Election support declines - survey

Ellanie Smit
Support for elections has weakened among Africans, including Namibians, with many viewing the process as ineffective in holding leaders accountable, a recent Afrobarometer report states.

In Namibia, 53% of the population believe that elections do not work well to enable voters to remove leaders from office who do not do what people want.

While 72% of Namibians still agree that their leaders should be chosen through regular, open and honest elections, there has been a 6% decline from 2013 to 2021 in support for elections.

The Afrobarometer report found that while elections are institutionalised in a majority of African countries, analysts have argued that a change in leadership does not necessarily mean systemic change or greater democratic consolidation.

“Moreover, there has been concern that African elections are becoming increasingly contentious and marked by fear. In some cases, elections have been little more than springboards for leaders who in office subvert democratic institutions to consolidate their position,” the report, compiled by Fredline M’Cormack-Hale and Mavis Zupork Dome, stated.

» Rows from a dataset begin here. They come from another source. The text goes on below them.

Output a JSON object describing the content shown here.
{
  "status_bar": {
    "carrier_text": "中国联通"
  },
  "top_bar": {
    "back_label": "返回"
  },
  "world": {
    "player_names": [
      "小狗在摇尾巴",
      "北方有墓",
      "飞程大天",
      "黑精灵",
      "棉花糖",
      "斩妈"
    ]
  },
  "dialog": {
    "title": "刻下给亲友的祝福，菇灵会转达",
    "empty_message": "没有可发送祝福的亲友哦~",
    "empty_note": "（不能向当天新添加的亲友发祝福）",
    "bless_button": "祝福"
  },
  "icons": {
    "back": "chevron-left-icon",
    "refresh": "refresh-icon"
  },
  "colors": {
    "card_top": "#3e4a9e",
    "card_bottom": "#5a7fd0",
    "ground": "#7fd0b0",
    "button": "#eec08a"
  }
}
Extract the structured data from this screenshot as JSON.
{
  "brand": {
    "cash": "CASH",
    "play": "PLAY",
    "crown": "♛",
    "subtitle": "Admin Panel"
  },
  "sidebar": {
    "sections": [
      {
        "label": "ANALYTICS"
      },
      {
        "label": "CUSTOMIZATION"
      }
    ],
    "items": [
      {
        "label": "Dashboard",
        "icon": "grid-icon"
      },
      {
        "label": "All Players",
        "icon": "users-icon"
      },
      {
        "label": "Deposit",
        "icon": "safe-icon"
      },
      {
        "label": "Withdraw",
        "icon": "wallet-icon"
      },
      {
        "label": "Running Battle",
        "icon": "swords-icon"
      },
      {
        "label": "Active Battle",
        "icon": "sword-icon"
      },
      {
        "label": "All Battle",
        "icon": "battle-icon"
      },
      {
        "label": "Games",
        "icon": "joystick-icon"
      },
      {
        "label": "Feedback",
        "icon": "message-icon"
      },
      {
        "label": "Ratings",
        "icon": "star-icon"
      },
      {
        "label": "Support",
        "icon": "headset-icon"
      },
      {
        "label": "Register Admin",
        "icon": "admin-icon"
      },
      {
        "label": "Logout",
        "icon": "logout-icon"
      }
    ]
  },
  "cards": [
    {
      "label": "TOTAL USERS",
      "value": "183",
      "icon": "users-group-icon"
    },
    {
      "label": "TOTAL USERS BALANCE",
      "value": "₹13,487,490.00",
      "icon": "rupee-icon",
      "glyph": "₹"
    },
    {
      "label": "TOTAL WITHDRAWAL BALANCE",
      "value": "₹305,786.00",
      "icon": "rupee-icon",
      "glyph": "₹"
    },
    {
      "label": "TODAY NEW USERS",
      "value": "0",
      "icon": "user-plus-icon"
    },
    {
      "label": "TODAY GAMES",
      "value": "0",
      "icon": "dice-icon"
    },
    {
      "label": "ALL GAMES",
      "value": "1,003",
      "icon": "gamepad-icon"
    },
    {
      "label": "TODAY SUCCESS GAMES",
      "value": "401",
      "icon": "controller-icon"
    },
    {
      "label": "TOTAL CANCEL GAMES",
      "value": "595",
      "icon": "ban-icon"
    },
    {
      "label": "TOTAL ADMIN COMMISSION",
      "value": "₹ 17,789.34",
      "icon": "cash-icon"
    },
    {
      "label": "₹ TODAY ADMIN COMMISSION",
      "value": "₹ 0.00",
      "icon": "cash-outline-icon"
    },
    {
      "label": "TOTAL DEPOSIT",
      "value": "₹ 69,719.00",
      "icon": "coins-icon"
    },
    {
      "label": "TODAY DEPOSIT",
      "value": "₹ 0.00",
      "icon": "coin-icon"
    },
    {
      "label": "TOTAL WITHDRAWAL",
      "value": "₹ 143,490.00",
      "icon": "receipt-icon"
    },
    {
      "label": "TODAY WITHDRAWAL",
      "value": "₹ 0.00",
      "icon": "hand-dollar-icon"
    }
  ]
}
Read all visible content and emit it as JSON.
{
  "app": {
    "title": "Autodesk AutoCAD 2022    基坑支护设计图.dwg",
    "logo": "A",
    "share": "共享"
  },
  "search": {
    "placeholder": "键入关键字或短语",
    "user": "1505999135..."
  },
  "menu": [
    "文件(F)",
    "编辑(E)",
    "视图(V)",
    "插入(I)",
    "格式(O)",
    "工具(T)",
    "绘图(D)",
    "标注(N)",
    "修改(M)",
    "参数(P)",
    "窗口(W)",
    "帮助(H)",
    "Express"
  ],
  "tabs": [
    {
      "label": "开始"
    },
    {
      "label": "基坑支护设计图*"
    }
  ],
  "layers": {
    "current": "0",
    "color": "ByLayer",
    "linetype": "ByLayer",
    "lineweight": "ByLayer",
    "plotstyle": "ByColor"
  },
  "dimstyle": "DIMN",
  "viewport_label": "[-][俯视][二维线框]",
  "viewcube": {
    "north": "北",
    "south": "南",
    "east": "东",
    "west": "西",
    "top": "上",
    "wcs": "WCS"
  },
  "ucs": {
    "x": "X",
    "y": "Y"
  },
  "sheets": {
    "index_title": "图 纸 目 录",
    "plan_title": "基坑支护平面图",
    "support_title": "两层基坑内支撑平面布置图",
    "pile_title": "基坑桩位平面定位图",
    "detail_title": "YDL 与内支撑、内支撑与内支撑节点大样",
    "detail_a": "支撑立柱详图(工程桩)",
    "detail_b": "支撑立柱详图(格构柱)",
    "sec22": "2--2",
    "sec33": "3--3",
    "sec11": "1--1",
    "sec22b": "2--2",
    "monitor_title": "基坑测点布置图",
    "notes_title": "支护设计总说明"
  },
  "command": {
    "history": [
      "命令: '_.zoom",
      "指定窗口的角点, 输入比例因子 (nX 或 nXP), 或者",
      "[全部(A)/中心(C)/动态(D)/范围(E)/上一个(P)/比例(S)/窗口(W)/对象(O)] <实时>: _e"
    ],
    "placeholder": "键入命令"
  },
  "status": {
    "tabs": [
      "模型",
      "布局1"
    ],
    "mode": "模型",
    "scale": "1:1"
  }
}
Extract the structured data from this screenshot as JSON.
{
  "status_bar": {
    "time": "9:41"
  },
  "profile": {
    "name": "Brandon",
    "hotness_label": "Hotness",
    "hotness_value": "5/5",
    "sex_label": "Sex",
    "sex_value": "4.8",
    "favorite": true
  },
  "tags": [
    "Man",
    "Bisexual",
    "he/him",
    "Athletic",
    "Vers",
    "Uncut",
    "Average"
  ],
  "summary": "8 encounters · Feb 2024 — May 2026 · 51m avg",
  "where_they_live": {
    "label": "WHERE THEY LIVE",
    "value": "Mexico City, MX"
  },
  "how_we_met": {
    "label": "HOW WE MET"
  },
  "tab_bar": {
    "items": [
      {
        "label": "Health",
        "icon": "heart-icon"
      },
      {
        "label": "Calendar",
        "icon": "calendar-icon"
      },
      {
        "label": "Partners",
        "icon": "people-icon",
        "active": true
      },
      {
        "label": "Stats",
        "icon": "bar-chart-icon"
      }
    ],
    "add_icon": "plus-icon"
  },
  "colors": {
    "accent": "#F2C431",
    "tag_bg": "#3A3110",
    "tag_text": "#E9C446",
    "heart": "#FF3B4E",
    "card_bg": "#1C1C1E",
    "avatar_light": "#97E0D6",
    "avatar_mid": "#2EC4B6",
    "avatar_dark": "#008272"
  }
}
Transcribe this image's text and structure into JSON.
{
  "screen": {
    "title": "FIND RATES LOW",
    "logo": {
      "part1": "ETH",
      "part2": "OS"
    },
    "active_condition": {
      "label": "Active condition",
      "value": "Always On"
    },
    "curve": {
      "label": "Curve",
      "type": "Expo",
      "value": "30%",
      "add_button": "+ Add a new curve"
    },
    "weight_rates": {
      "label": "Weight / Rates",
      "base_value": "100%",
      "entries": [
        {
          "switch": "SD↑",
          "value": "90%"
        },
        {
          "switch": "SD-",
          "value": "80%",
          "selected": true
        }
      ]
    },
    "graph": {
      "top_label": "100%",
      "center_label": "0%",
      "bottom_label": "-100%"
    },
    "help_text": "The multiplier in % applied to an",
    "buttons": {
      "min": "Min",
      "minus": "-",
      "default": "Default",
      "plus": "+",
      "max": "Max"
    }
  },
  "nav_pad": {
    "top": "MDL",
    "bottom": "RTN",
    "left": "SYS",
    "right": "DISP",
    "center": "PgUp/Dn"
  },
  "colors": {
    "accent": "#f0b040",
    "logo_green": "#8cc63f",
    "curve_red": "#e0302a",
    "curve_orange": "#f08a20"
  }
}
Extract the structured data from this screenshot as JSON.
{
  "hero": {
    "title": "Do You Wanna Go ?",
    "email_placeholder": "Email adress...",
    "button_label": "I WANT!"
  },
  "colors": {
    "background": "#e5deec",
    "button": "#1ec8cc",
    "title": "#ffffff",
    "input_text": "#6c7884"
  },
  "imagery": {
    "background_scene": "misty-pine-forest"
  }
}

Popular support slumps

Data from 34 African countries shows that while most Africans believe in elections as the best way to select their leaders, popular support for elections has weakened.

On average, 75% of Africans say they want to choose their leaders through regular, open and honest elections, including 51% who feel very strongly about this issue.

Fewer than half (44%) of Africans say elections work well to enable voters to remove leaders who do not do what the people want.

About the same proportion (42%) believe that elections work well to ensure that representatives in parliament reflect the views of voters.

Only a minority think elections help produce a representative and accountable leadership.

Boost faith

According to Afrobarometer, the findings indicate that voting and popular faith in elections are boosted when citizens believe that their elections are high-quality and effective tools for holding leaders accountable.

Support for elections is highest among citizens with no formal education (79%) and older citizens (78%) aged 56 and above.

Furthermore, 63% of Africans endorse multiparty competition as necessary to give voters real choices, while 35% say the presence of many parties just creates division and confusion. In Namibia, 71% are in support of the multiparty competition.

Meanwhile, 71% of Africans say they voted in their country's most recent national election, while the percentage in Namibia stands at 74%.

Men (74%) and rural residents (76%) are more likely to vote than women (69%) and urbanites (66%).

Free and fair

The survey showed that 87% of Africans - and 92% of Namibians - say they feel somewhat or completely free to vote for candidates of their choice without feeling pressured, including clear majorities in every country.

Almost two-thirds (63%) of Africans say their country’s most recent national election was free and fair, either completely or with minor problems.

Overall, one in four Africans (26%) believe that the officially announced results of their most recent elections were not very accurate, with major discrepancies or inaccurate.

A total of 79% of Namibians feel that the most recent election was free and fair, with 9% saying that election results were inaccurate.